The two incumbents on the Johnson County Community College Board of Trustees came out ahead in Tuesday’s primary election, advancing in the most competitive and crowded race in the county.
Of the 11 trustee candidates, Greg Musil led with 17.9% of the vote, while fellow incumbent Nancy Ingram received 16.5%. They’ll both appear on the ballot in the general election on Nov. 5, vying for three seats along with these newcomers: Jameia Haines, who earned 11.9% of the vote, Laura Smith-Everett (11.3%), Lori Bell (8.4%) and Colleen Cunningham (7.8%).
They defeated Farha Azaz (7.7%), Val Baul (5.5%), Cassandra Peters (4.7%), Chris Roesel (4.3%) and Mo Azeem (4%).
Most incumbents in city and school races across the county were the top vote-getters. But Tuesday’s results signal a difficult race for one Overland Park council member.
In Overland Park’s 1st Ward, newcomer Holly Grummert won nearly 53% of the vote, while incumbent Terry Happer Scheier received 27.8%. They’ll both appear on the ballot in November, after defeating Taryn Jones, who got 19.3%.
Overall, 8% of Johnson County’s 414,329 registered voters cast ballots in the primary.
The Johnson County Community College race has been the most heated. The crowded field came after a contentious school year, which included the announcement that JCCC President Joe Sopcich will step down. The new board will be tasked with hiring a new president and addressing concerns about the college’s transparency.
Earlier this year, Sopcich was overheard commenting on the college’s tuition, which had been raised $1, to $94 a credit hour. Such controversies have focused the race on college affordability, transparency and enrollment. A recent survey showed many staff and faculty members lack trust in the college’s leadership.
“We need to discuss issues openly and civilly. I think we’ve done that fairly well on the board, but I’ll continue to make it an emphasis,” said Musil, who’s running for his third four-year term. “We don’t talk enough about issues.

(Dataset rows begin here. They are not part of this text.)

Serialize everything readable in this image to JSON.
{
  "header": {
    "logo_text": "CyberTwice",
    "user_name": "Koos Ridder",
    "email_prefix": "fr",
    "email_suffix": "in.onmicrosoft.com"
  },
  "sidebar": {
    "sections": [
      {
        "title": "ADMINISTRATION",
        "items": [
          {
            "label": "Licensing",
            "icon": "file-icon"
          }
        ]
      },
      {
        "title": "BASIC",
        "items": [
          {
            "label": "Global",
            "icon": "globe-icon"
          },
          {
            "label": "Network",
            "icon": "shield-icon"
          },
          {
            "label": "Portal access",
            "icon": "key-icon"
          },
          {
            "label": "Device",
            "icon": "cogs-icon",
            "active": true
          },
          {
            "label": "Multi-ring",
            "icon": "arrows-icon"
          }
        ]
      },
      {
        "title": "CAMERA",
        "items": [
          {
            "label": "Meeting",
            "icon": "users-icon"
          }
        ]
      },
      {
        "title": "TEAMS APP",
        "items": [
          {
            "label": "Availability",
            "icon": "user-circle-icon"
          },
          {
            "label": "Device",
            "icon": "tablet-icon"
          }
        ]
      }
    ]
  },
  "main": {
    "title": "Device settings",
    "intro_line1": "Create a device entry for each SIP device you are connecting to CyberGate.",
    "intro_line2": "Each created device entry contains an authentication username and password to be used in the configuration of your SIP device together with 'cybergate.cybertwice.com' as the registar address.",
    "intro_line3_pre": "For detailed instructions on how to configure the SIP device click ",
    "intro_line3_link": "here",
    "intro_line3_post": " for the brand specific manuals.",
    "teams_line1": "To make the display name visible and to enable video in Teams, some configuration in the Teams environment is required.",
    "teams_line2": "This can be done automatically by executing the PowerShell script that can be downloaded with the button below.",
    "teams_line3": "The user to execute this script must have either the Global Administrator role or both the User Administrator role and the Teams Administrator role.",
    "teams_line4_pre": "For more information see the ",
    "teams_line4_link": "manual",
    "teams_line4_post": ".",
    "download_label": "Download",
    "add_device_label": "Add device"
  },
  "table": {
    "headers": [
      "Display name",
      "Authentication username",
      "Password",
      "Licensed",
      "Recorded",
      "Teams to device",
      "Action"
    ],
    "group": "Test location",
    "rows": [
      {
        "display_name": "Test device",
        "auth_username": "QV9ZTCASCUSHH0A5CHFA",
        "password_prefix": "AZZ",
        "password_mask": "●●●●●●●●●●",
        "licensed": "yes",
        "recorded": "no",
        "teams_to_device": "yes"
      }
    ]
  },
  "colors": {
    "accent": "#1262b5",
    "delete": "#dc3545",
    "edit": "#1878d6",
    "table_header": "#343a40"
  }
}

We duck and dodge them. It seems silly we can’t have an honest discussion about tuition and what it means.”
Both incumbents, Musil and Ingram, said their highest priority if re-elected will be appointing a president who will make an impact.
“This is a real opportunity for us,” Ingram said. “There have been criticisms of the board, transparency being one of them. We have the opportunity to make sure we go forward doing the best we can.”
Shawnee’s primary race also follows some controversy in the past year, including voters overwhelmingly rejecting a $38 million bond issue to construct a new community center. The primary included the mayor and three city council races.
Mayor: Incumbent Michelle Distler, 57.2%, and Stephanie Meyer, 25.8%, defeated Dawn Tubbesing, 15%, and Ajay Sood, 1.9%.
Ward 3: Kurt Knappen, 47.4%, and Dawn Rattan, 35.9%, defeated Nick Reed, 16.7%.
Ward 3, a two-year unexpired term: Kevin Straub, 46.4%, and incumbent Lisa Larson-Bunnell, 43.5%, defeated Greg Sitzmann, 10.1%.
Ward 4: Jill Chalfie, 50.5%, and Kris Durbin, 31.4%, defeated Matt Shaw, 18.2%.
Overland Park City Council:
Ward 1: Holly Grummert, 53% and incumbent Terry Happer Scheier, 27.8%, defeated Taryn Jones, 19.3%.
Ward 2: Incumbent Paul Lyons, 59.6%, and Roger Tarbutton, 25.7%, defeated Derek Puzzuoli, 14.7%.
Ward 5: Incumbent Faris Farassati, 48%, and Phil Bressler, 41.7%, defeated John Coughlin, 10.3%.
Olathe City Council:
At-large incumbent John Bacon, 46.4%, and Alan Marston, 45.6%, defeated Reid Strain, 8%.
Merriam City Council:
1st Ward: Incumbent Jason Silvers, 31%, and John Canterbury, 27.4%, defeated Brian Shapley, 24.2%, and Dennis Miles, 17.4%.
4th Ward: Incumbent Bob Pape, 40%, and Staci Chivetta, 34%, defeated Sam Matier, 26%.
Lenexa City Council:
Ward 4: Julie Sayers, 42.4%, and Linda Leeper, 35.2%, defeated Emily Behrmann, 22.4%.
Blue Valley school board:
South seat: Jodie Dietz, 43.5%, and Stephanie James, 33%, defeated Brian Watts, 19.5%, and Lester Sibert, 3.9%.